▸ Work instruction:
Could each record be written out again exactly as it stands?

(Collected data)
**********

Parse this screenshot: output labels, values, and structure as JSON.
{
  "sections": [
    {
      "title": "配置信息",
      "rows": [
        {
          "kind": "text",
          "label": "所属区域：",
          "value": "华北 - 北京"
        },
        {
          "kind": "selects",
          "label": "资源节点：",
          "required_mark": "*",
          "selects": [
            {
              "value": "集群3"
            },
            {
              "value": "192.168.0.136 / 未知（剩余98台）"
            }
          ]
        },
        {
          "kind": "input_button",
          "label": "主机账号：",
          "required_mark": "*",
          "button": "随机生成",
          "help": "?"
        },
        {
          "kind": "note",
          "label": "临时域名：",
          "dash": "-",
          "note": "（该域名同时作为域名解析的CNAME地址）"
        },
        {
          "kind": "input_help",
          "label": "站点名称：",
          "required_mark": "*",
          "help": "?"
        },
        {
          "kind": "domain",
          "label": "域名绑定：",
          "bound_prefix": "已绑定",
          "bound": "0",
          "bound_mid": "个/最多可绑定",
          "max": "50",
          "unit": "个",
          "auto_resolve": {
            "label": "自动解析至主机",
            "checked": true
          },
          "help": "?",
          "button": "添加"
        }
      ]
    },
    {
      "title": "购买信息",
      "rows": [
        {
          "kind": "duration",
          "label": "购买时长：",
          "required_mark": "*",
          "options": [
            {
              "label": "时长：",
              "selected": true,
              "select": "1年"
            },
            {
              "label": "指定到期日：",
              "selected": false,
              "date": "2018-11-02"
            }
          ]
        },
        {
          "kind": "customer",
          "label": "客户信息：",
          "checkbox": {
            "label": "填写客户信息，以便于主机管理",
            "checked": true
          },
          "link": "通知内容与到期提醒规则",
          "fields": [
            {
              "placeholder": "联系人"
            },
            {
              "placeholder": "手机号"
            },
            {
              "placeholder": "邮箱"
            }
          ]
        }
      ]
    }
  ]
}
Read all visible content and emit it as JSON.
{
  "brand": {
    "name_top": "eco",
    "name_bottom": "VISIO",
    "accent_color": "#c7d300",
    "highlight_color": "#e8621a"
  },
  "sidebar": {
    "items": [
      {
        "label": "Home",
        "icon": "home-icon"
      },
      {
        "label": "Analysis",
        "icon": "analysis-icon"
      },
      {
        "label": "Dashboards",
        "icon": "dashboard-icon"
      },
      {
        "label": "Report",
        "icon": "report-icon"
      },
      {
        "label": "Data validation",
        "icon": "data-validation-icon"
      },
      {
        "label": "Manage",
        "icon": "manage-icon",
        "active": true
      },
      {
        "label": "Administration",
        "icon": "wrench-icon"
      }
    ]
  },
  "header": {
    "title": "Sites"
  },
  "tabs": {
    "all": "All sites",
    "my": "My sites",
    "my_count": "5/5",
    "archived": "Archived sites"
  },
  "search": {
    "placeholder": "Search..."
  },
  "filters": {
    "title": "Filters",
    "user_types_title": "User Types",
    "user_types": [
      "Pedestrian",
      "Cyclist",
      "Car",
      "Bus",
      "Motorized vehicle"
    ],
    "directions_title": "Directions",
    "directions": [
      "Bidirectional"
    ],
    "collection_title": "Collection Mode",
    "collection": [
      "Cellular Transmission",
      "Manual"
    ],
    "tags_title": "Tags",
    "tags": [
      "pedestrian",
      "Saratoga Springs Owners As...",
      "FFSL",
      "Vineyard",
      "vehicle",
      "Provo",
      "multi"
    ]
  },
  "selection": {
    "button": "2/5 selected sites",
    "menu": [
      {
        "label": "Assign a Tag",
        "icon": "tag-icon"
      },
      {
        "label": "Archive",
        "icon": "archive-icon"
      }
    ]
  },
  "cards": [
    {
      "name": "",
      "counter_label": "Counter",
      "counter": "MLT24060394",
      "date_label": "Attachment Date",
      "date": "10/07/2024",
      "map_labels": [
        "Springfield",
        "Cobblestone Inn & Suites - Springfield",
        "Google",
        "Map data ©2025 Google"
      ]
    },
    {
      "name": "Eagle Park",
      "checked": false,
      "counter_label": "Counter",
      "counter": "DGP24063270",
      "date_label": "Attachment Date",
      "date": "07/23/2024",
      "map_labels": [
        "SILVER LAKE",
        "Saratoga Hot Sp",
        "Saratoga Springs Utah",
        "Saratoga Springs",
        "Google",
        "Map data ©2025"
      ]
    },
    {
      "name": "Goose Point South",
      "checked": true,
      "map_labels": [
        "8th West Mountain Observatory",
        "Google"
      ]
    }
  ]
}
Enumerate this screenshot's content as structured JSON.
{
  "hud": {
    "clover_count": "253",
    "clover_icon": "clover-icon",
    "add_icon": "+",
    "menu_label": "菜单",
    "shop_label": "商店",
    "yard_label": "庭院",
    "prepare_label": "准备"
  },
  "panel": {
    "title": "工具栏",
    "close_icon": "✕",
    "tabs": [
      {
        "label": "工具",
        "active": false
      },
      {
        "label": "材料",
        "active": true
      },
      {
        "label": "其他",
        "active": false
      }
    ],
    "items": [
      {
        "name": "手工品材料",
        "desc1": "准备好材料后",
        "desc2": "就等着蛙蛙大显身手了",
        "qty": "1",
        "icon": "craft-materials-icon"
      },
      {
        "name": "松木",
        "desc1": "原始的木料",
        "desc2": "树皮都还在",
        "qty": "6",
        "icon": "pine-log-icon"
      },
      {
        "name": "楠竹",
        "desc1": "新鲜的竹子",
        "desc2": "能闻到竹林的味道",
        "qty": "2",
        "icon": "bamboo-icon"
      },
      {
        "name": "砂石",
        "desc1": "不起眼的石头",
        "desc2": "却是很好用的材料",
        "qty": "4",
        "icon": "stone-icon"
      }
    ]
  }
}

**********

▸ Your response:
Parse this screenshot: output labels, values, and structure as JSON.
{
  "sections": [
    {
      "title": "配置信息",
      "rows": [
        {
          "kind": "text",
          "label": "所属区域：",
          "value": "华北 - 北京"
        },
        {
          "kind": "selects",
          "label": "资源节点：",
          "required_mark": "*",
          "selects": [
            {
              "value": "集群3"
            },
            {
              "value": "192.168.0.136 / 未知（剩余98台）"
            }
          ]
        },
        {
          "kind": "input_button",
          "label": "主机账号：",
          "required_mark": "*",
          "button": "随机生成",
          "help": "?"
        },
        {
          "kind": "note",
          "label": "临时域名：",
          "dash": "-",
          "note": "（该域名同时作为域名解析的CNAME地址）"
        },
        {
          "kind": "input_help",
          "label": "站点名称：",
          "required_mark": "*",
          "help": "?"
        },
        {
          "kind": "domain",
          "label": "域名绑定：",
          "bound_prefix": "已绑定",
          "bound": "0",
          "bound_mid": "个/最多可绑定",
          "max": "50",
          "unit": "个",
          "auto_resolve": {
            "label": "自动解析至主机",
            "checked": true
          },
          "help": "?",
          "button": "添加"
        }
      ]
    },
    {
      "title": "购买信息",
      "rows": [
        {
          "kind": "duration",
          "label": "购买时长：",
          "required_mark": "*",
          "options": [
            {
              "label": "时长：",
              "selected": true,
              "select": "1年"
            },
            {
              "label": "指定到期日：",
              "selected": false,
              "date": "2018-11-02"
            }
          ]
        },
        {
          "kind": "customer",
          "label": "客户信息：",
          "checkbox": {
            "label": "填写客户信息，以便于主机管理",
            "checked": true
          },
          "link": "通知内容与到期提醒规则",
          "fields": [
            {
              "placeholder": "联系人"
            },
            {
              "placeholder": "手机号"
            },
            {
              "placeholder": "邮箱"
            }
          ]
        }
      ]
    }
  ]
}
Read all visible content and emit it as JSON.
{
  "brand": {
    "name_top": "eco",
    "name_bottom": "VISIO",
    "accent_color": "#c7d300",
    "highlight_color": "#e8621a"
  },
  "sidebar": {
    "items": [
      {
        "label": "Home",
        "icon": "home-icon"
      },
      {
        "label": "Analysis",
        "icon": "analysis-icon"
      },
      {
        "label": "Dashboards",
        "icon": "dashboard-icon"
      },
      {
        "label": "Report",
        "icon": "report-icon"
      },
      {
        "label": "Data validation",
        "icon": "data-validation-icon"
      },
      {
        "label": "Manage",
        "icon": "manage-icon",
        "active": true
      },
      {
        "label": "Administration",
        "icon": "wrench-icon"
      }
    ]
  },
  "header": {
    "title": "Sites"
  },
  "tabs": {
    "all": "All sites",
    "my": "My sites",
    "my_count": "5/5",
    "archived": "Archived sites"
  },
  "search": {
    "placeholder": "Search..."
  },
  "filters": {
    "title": "Filters",
    "user_types_title": "User Types",
    "user_types": [
      "Pedestrian",
      "Cyclist",
      "Car",
      "Bus",
      "Motorized vehicle"
    ],
    "directions_title": "Directions",
    "directions": [
      "Bidirectional"
    ],
    "collection_title": "Collection Mode",
    "collection": [
      "Cellular Transmission",
      "Manual"
    ],
    "tags_title": "Tags",
    "tags": [
      "pedestrian",
      "Saratoga Springs Owners As...",
      "FFSL",
      "Vineyard",
      "vehicle",
      "Provo",
      "multi"
    ]
  },
  "selection": {
    "button": "2/5 selected sites",
    "menu": [
      {
        "label": "Assign a Tag",
        "icon": "tag-icon"
      },
      {
        "label": "Archive",
        "icon": "archive-icon"
      }
    ]
  },
  "cards": [
    {
      "name": "",
      "counter_label": "Counter",
      "counter": "MLT24060394",
      "date_label": "Attachment Date",
      "date": "10/07/2024",
      "map_labels": [
        "Springfield",
        "Cobblestone Inn & Suites - Springfield",
        "Google",
        "Map data ©2025 Google"
      ]
    },
    {
      "name": "Eagle Park",
      "checked": false,
      "counter_label": "Counter",
      "counter": "DGP24063270",
      "date_label": "Attachment Date",
      "date": "07/23/2024",
      "map_labels": [
        "SILVER LAKE",
        "Saratoga Hot Sp",
        "Saratoga Springs Utah",
        "Saratoga Springs",
        "Google",
        "Map data ©2025"
      ]
    },
    {
      "name": "Goose Point South",
      "checked": true,
      "map_labels": [
        "8th West Mountain Observatory",
        "Google"
      ]
    }
  ]
}
Enumerate this screenshot's content as structured JSON.
{
  "hud": {
    "clover_count": "253",
    "clover_icon": "clover-icon",
    "add_icon": "+",
    "menu_label": "菜单",
    "shop_label": "商店",
    "yard_label": "庭院",
    "prepare_label": "准备"
  },
  "panel": {
    "title": "工具栏",
    "close_icon": "✕",
    "tabs": [
      {
        "label": "工具",
        "active": false
      },
      {
        "label": "材料",
        "active": true
      },
      {
        "label": "其他",
        "active": false
      }
    ],
    "items": [
      {
        "name": "手工品材料",
        "desc1": "准备好材料后",
        "desc2": "就等着蛙蛙大显身手了",
        "qty": "1",
        "icon": "craft-materials-icon"
      },
      {
        "name": "松木",
        "desc1": "原始的木料",
        "desc2": "树皮都还在",
        "qty": "6",
        "icon": "pine-log-icon"
      },
      {
        "name": "楠竹",
        "desc1": "新鲜的竹子",
        "desc2": "能闻到竹林的味道",
        "qty": "2",
        "icon": "bamboo-icon"
      },
      {
        "name": "砂石",
        "desc1": "不起眼的石头",
        "desc2": "却是很好用的材料",
        "qty": "4",
        "icon": "stone-icon"
      }
    ]
  }
}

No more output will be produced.